## What to work on
All lines in the material with the string "JSON" should be listed.

## Data under study
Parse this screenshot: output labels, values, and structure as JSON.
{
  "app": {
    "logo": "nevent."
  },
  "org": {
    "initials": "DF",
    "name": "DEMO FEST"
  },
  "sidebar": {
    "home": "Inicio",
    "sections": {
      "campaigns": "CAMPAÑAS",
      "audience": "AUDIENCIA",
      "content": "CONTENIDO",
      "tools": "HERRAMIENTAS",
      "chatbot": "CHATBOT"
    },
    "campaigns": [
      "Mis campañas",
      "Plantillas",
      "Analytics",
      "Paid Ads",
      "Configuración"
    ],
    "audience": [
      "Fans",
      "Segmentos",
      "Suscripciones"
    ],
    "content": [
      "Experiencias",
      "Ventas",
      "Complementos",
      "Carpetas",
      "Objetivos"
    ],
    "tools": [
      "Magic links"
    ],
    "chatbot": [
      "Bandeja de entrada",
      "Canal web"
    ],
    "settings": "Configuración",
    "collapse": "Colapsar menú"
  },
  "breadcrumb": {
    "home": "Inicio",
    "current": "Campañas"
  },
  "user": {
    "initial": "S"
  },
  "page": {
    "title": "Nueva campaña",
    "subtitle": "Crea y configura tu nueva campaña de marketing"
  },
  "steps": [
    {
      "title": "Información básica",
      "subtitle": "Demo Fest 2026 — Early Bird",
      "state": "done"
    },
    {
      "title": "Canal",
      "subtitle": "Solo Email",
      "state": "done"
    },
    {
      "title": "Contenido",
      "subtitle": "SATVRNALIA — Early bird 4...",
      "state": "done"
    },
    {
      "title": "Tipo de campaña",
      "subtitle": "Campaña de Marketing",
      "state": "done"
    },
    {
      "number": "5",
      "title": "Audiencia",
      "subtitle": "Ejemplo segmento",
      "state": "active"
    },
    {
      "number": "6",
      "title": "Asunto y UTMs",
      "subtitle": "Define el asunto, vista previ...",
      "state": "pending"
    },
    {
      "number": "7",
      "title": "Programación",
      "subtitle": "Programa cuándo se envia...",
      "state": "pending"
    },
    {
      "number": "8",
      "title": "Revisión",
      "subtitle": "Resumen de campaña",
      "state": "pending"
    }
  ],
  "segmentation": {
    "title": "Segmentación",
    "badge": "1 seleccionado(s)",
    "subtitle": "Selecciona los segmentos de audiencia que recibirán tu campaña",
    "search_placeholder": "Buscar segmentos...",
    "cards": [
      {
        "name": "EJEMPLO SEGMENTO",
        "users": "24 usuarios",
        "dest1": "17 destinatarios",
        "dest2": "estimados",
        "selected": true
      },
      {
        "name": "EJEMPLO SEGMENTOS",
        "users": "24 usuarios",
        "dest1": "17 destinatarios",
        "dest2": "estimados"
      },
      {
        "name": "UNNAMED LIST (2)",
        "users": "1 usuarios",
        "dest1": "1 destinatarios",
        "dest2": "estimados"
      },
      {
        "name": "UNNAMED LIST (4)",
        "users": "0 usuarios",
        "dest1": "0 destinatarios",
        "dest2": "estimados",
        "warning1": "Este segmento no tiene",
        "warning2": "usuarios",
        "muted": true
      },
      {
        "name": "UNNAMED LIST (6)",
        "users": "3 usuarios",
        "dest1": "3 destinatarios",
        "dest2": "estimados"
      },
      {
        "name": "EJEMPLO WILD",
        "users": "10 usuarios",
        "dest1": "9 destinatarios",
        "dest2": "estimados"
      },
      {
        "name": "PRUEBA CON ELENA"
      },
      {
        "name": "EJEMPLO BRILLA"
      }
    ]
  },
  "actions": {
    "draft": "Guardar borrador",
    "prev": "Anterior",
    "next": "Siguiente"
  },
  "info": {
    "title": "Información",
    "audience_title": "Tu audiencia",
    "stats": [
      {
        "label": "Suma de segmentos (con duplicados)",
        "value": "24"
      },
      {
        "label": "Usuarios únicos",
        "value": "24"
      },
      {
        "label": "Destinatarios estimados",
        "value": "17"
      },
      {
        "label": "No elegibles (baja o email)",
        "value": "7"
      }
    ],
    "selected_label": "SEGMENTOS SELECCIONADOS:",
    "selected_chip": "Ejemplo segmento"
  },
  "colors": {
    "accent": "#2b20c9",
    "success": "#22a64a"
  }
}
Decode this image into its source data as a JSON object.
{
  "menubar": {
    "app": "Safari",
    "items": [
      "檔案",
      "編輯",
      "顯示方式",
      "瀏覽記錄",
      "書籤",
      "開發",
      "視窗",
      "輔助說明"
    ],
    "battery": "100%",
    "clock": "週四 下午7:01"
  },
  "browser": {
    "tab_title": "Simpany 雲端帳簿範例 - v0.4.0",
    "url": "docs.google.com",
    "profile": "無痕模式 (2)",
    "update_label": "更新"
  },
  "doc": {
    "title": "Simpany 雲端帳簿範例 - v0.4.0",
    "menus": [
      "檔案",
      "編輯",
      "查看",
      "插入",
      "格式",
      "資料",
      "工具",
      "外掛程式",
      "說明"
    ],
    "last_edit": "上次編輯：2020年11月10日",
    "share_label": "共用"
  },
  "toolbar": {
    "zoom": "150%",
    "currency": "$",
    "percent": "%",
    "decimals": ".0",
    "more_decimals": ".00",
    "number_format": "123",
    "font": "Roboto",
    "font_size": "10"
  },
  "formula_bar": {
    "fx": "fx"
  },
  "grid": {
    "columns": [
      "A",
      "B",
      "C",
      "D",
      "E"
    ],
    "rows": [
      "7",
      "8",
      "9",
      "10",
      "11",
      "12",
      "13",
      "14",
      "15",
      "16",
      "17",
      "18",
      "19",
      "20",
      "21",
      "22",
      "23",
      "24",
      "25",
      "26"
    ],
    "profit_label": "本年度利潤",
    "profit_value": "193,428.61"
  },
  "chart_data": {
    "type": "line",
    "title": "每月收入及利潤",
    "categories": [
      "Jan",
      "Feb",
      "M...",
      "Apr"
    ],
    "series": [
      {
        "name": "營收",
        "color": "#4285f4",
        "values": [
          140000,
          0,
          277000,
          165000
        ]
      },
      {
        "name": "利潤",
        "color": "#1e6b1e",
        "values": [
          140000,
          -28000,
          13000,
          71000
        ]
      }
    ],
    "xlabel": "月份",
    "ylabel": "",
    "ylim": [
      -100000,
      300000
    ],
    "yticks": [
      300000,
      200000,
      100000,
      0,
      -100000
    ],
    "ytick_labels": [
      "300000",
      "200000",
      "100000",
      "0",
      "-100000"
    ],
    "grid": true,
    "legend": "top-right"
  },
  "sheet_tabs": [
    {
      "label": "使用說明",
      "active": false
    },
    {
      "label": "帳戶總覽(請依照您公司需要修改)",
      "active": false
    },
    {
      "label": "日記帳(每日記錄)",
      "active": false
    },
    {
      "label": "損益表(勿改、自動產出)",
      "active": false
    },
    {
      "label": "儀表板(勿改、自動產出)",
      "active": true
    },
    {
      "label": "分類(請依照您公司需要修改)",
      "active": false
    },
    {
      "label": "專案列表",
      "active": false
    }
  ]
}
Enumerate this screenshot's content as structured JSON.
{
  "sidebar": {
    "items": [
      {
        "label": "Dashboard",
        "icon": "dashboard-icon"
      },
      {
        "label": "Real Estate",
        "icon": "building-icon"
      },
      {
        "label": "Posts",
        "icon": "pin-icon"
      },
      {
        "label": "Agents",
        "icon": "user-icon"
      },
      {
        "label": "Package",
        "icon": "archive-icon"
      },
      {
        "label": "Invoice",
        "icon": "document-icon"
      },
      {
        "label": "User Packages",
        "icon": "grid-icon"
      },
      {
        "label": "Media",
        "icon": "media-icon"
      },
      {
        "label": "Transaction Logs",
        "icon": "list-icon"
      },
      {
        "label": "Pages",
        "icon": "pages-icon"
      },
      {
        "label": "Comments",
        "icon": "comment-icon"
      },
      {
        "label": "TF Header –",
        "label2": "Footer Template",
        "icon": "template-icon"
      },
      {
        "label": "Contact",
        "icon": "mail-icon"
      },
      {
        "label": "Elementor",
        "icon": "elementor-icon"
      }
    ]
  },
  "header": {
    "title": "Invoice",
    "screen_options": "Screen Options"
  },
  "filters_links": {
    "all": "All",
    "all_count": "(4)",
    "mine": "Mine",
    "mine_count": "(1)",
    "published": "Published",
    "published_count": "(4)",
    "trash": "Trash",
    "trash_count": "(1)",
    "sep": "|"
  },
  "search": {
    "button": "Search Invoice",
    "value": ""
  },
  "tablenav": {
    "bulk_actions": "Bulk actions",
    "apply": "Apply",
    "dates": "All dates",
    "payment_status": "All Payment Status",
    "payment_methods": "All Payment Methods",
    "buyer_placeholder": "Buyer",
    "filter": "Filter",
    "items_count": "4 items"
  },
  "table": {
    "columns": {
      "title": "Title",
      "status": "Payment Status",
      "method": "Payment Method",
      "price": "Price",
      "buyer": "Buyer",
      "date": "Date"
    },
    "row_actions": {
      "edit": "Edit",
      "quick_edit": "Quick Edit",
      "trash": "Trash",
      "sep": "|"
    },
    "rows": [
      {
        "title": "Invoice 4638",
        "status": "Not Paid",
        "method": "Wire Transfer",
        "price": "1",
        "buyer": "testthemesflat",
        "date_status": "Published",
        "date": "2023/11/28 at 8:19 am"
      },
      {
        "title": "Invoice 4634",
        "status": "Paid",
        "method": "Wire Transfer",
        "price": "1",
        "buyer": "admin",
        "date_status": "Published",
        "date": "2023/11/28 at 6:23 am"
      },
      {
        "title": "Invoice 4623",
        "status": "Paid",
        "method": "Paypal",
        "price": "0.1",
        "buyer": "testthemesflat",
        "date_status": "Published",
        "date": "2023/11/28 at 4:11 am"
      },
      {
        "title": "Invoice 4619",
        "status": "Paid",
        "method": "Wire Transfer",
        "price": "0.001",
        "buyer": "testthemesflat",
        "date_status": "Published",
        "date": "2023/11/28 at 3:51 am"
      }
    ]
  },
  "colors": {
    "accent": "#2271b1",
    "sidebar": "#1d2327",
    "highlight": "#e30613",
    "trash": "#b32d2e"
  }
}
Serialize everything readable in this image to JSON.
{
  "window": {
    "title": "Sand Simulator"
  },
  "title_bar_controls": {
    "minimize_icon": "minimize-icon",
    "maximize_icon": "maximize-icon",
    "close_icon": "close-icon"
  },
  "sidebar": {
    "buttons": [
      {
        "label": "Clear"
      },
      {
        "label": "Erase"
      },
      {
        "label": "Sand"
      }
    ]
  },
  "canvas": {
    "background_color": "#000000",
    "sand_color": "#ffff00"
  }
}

## Task solution
Parse this screenshot: output labels, values, and structure as JSON.
Decode this image into its source data as a JSON object.
Enumerate this screenshot's content as structured JSON.
Serialize everything readable in this image to JSON.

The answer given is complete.